Acetyl-CoA carboxylase inhibition by ND-630 reduces hepatic steatosis, improves insulin sensitivity, and modulates dyslipidemia in rats

Harriman, G., Greenwood, J., Bhat, S., Huang, X., Wang, R., Paul, D., Tong, L., Saha, A.K., Westlin, W.F., Kapeller, R. and Harwood, H.J., (2016)
Contributed by Jan Jensen


This paper describes the development of ND-630 (aka NDI-010976) which is currently in Phase 2 clinical trials and could help cure a serious liver disease called non-alcoholic steatohepatitis and potentially other diseases.

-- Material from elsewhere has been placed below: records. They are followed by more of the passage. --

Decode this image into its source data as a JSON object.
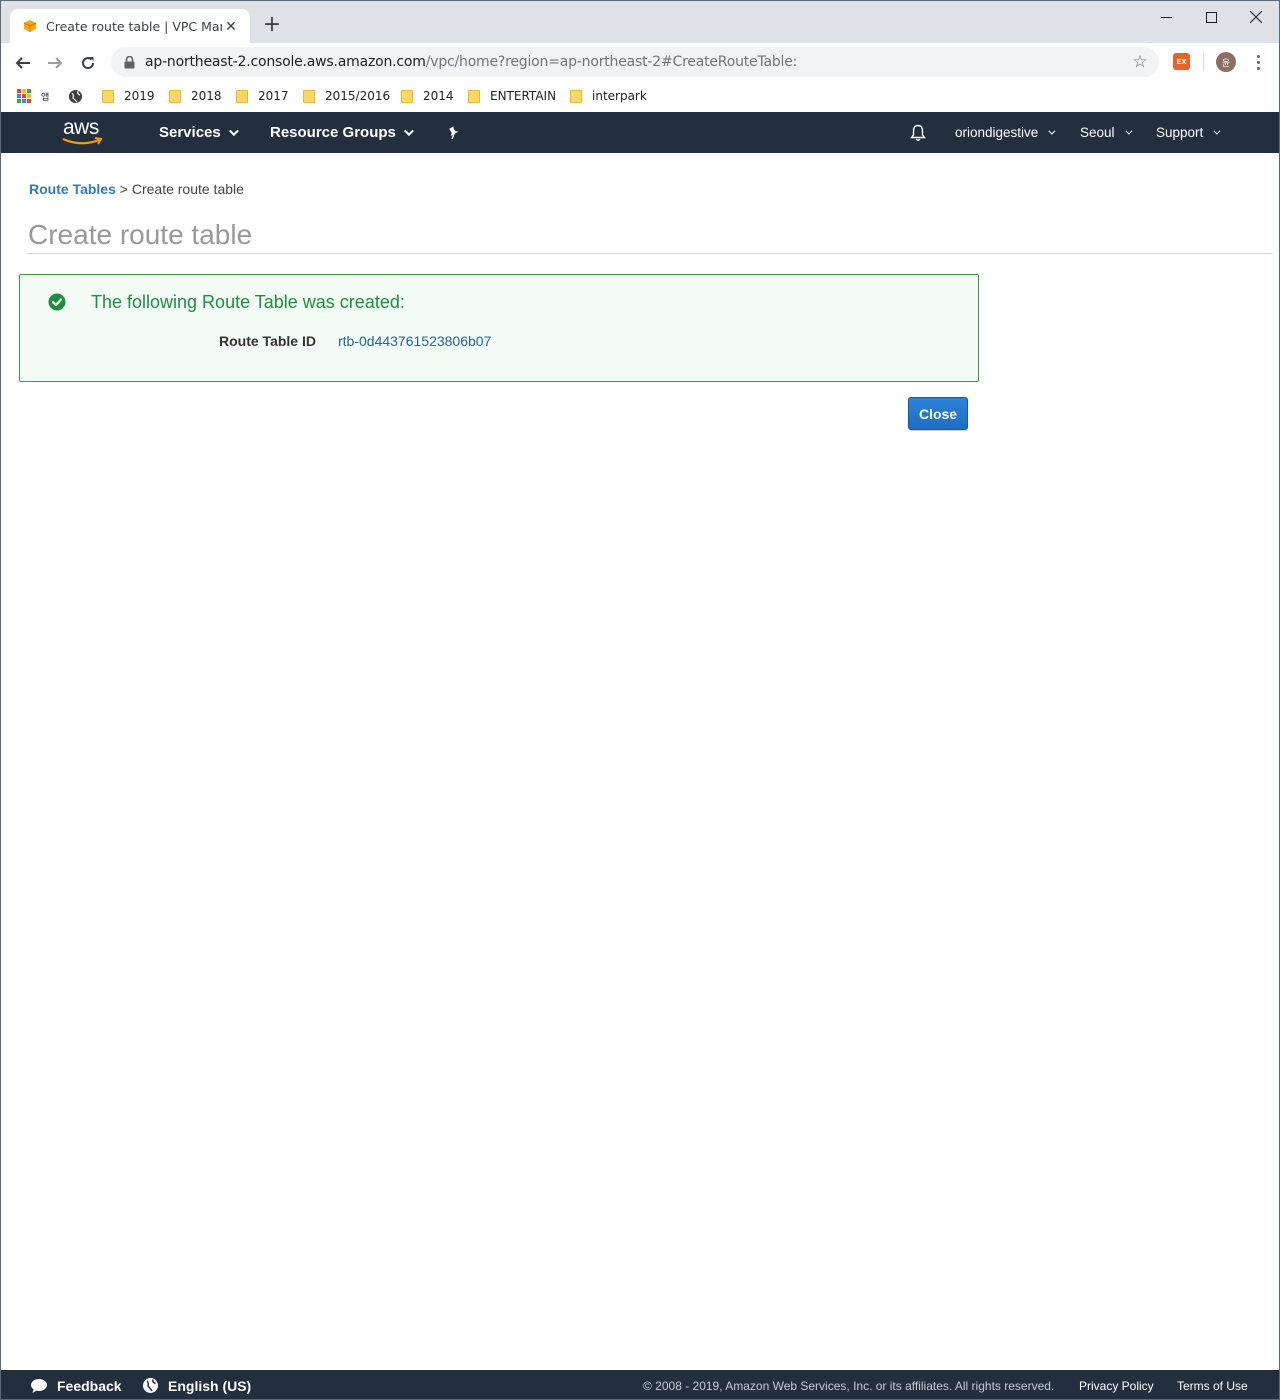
{
  "browser": {
    "tab_title": "Create route table | VPC Manag",
    "url_host": "ap-northeast-2.console.aws.amazon.com",
    "url_path": "/vpc/home?region=ap-northeast-2#CreateRouteTable:",
    "extension_label": "EX",
    "profile_initial": "윤",
    "apps_label": "앱",
    "bookmarks": [
      "2019",
      "2018",
      "2017",
      "2015/2016",
      "2014",
      "ENTERTAIN",
      "interpark"
    ]
  },
  "aws_nav": {
    "logo": "aws",
    "services": "Services",
    "resource_groups": "Resource Groups",
    "account": "oriondigestive",
    "region": "Seoul",
    "support": "Support"
  },
  "breadcrumb": {
    "parent": "Route Tables",
    "separator": ">",
    "current": "Create route table"
  },
  "page": {
    "title": "Create route table"
  },
  "alert": {
    "heading": "The following Route Table was created:",
    "label": "Route Table ID",
    "value": "rtb-0d443761523806b07"
  },
  "actions": {
    "close": "Close"
  },
  "footer": {
    "feedback": "Feedback",
    "language": "English (US)",
    "copyright": "© 2008 - 2019, Amazon Web Services, Inc. or its affiliates. All rights reserved.",
    "privacy": "Privacy Policy",
    "terms": "Terms of Use"
  },
  "colors": {
    "aws_nav_bg": "#232f3e",
    "success_green": "#1e8e3e",
    "link_blue": "#337ab7",
    "button_blue": "#1e6ec3"
  }
}
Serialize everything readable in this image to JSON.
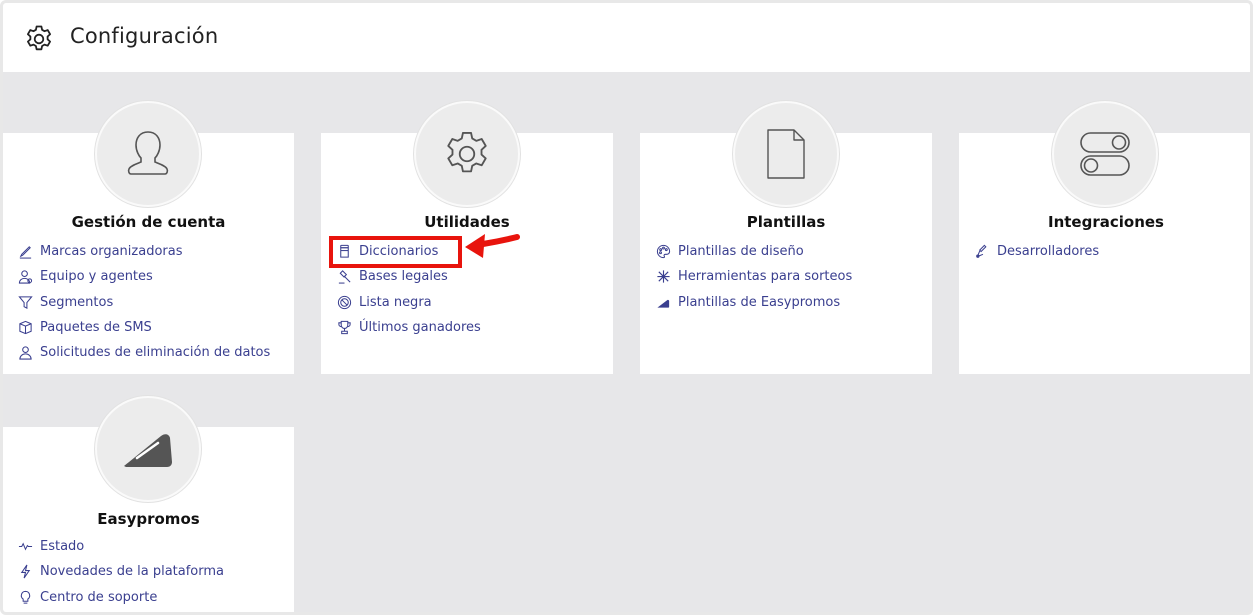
{
  "header": {
    "title": "Configuración",
    "icon": "gear-icon"
  },
  "colors": {
    "link": "#3a3f8f",
    "background": "#e7e7e9",
    "highlight": "#e8140d",
    "icon_bg": "#ececec"
  },
  "cards": {
    "cuenta": {
      "title": "Gestión de cuenta",
      "icon": "user-icon",
      "items": [
        {
          "label": "Marcas organizadoras",
          "icon": "pen-icon"
        },
        {
          "label": "Equipo y agentes",
          "icon": "people-icon"
        },
        {
          "label": "Segmentos",
          "icon": "filter-icon"
        },
        {
          "label": "Paquetes de SMS",
          "icon": "package-icon"
        },
        {
          "label": "Solicitudes de eliminación de datos",
          "icon": "user-outline-icon"
        }
      ]
    },
    "utilidades": {
      "title": "Utilidades",
      "icon": "gear-icon",
      "items": [
        {
          "label": "Diccionarios",
          "icon": "jar-icon"
        },
        {
          "label": "Bases legales",
          "icon": "gavel-icon"
        },
        {
          "label": "Lista negra",
          "icon": "ban-icon"
        },
        {
          "label": "Últimos ganadores",
          "icon": "trophy-icon"
        }
      ]
    },
    "plantillas": {
      "title": "Plantillas",
      "icon": "document-icon",
      "items": [
        {
          "label": "Plantillas de diseño",
          "icon": "palette-icon"
        },
        {
          "label": "Herramientas para sorteos",
          "icon": "tools-icon"
        },
        {
          "label": "Plantillas de Easypromos",
          "icon": "easypromos-icon"
        }
      ]
    },
    "integraciones": {
      "title": "Integraciones",
      "icon": "toggles-icon",
      "items": [
        {
          "label": "Desarrolladores",
          "icon": "developer-icon"
        }
      ]
    },
    "easypromos": {
      "title": "Easypromos",
      "icon": "easypromos-logo-icon",
      "items": [
        {
          "label": "Estado",
          "icon": "heartbeat-icon"
        },
        {
          "label": "Novedades de la plataforma",
          "icon": "bolt-icon"
        },
        {
          "label": "Centro de soporte",
          "icon": "lightbulb-icon"
        }
      ]
    }
  }
}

I am highlighting it here because computational chemistry had a lot to do with its discovery both directly and indirectly.

The development of ND-630 is spearheaded by Nimbus Therapeutics, which is basically an off-shoot of Schrödinger, i.e. a company that uses Schrödinger's software to discover new drugs. One of the co-founders (at the VC company Atlas) writes:
Back in the spring of 2009, Atlas (where I'm a partner) founded the company with Schrödinger, a leading computational chemistry software company, after almost a year-long dialogue between myself and Ramy Farid, Schrödinger’s president. At this time, Schrödinger was launching a novel computational tool called WaterMap, an apt name for a technology that maps the energetics of water sites at the receptor-ligand interface, providing a potential roadmap for efficient ligand-receptor interactions. As this cutting-edge technology catalyzed some of our initial thinking, we called it Project Troubled Water Inc (PTW) for the first year or so. 
So in a way, this is also highlight of this article. To summarise: the company was founded because these people believed in computational chemistry as the main driving force behind drug discovery. Did the success of ND-630 prove them right?

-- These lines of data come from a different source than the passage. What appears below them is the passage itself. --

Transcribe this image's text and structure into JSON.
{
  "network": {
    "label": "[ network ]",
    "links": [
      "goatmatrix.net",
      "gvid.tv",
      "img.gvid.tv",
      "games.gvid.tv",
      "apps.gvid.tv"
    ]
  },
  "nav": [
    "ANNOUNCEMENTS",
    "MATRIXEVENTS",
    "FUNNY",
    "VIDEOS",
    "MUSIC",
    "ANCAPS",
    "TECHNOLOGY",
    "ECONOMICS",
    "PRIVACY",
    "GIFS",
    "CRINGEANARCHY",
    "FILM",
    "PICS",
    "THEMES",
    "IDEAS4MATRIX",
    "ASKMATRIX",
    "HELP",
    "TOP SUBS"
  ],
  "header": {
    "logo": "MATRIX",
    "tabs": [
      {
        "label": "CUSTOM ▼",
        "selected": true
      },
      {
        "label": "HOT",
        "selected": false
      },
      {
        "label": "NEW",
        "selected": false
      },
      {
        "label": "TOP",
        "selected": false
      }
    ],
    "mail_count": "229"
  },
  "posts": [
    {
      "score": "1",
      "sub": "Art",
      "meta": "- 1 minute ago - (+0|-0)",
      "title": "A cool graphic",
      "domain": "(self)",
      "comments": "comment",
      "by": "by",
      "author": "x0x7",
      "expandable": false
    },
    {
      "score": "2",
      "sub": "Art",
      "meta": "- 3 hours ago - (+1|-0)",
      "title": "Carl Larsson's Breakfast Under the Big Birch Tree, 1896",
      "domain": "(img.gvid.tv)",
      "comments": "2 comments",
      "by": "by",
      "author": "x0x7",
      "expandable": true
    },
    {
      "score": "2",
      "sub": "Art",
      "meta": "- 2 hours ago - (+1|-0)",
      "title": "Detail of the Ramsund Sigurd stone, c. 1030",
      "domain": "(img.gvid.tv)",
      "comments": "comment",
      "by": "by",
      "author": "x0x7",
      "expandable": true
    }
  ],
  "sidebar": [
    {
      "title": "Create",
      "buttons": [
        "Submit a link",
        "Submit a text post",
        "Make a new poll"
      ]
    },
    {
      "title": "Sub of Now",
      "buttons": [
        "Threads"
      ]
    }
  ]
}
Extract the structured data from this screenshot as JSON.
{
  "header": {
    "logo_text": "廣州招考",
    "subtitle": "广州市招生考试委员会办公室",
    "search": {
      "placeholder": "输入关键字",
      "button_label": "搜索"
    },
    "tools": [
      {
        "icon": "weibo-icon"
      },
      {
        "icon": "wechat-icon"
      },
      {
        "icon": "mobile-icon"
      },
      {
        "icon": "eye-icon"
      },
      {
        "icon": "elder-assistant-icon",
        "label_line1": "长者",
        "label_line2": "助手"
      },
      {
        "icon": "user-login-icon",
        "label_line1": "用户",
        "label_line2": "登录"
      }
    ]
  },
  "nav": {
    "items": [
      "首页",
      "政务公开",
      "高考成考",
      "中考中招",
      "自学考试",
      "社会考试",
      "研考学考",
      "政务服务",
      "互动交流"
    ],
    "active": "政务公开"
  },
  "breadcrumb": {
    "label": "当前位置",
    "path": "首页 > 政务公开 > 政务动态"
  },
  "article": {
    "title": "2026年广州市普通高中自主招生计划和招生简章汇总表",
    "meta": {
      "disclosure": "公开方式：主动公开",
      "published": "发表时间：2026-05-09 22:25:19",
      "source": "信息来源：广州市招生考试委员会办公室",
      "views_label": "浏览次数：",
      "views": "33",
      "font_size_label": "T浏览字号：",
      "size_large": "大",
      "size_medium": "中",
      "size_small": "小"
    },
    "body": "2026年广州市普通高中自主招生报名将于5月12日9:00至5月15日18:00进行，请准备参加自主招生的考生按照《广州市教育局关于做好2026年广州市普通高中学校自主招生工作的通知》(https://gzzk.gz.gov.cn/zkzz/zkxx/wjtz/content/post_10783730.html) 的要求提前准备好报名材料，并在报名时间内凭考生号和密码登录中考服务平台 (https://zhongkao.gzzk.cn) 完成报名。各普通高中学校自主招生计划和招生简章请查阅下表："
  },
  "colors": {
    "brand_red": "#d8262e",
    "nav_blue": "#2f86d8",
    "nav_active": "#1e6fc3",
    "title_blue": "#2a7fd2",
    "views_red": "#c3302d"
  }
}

Here's how they discovered ND-630 according to the article. They started with the crystal structure of Acetyl-CoA carboxylase with the natural product Soraphen A bound and identified two pockets with high-energy hydration sites using SiteMap and then WaterMap. Then they did a structure-based virtual screen of commercially available compounds using GlideXP and kept only compounds that hit the high-energy hydration sites in both pockets. Soraphen A and these compounds where then used to build two pharmacophore models, which, in turn, where used for a ligand-based virtual screen with hits further refined with GlideXP. "A combined virtual hit-list of a few thousand compounds was clustered to maximize diversity, and 300 representatives were chosen after visualization of the poses. This process led to the identification of ND-022 ... Subsequently, lead optimization proceeded rapidly, guided by WaterMap and Prime/MM-GBSA v. 2.2 estimates of binding free energy." Which finally led to ND-630.

So not exactly Derek Lowe's unicorn dream come true, but I think it's fair to call this computer aided drug design.

Thanks to Victor Guallar for bringing the article to my attention.


This work is licensed under a Creative Commons Attribution 4.0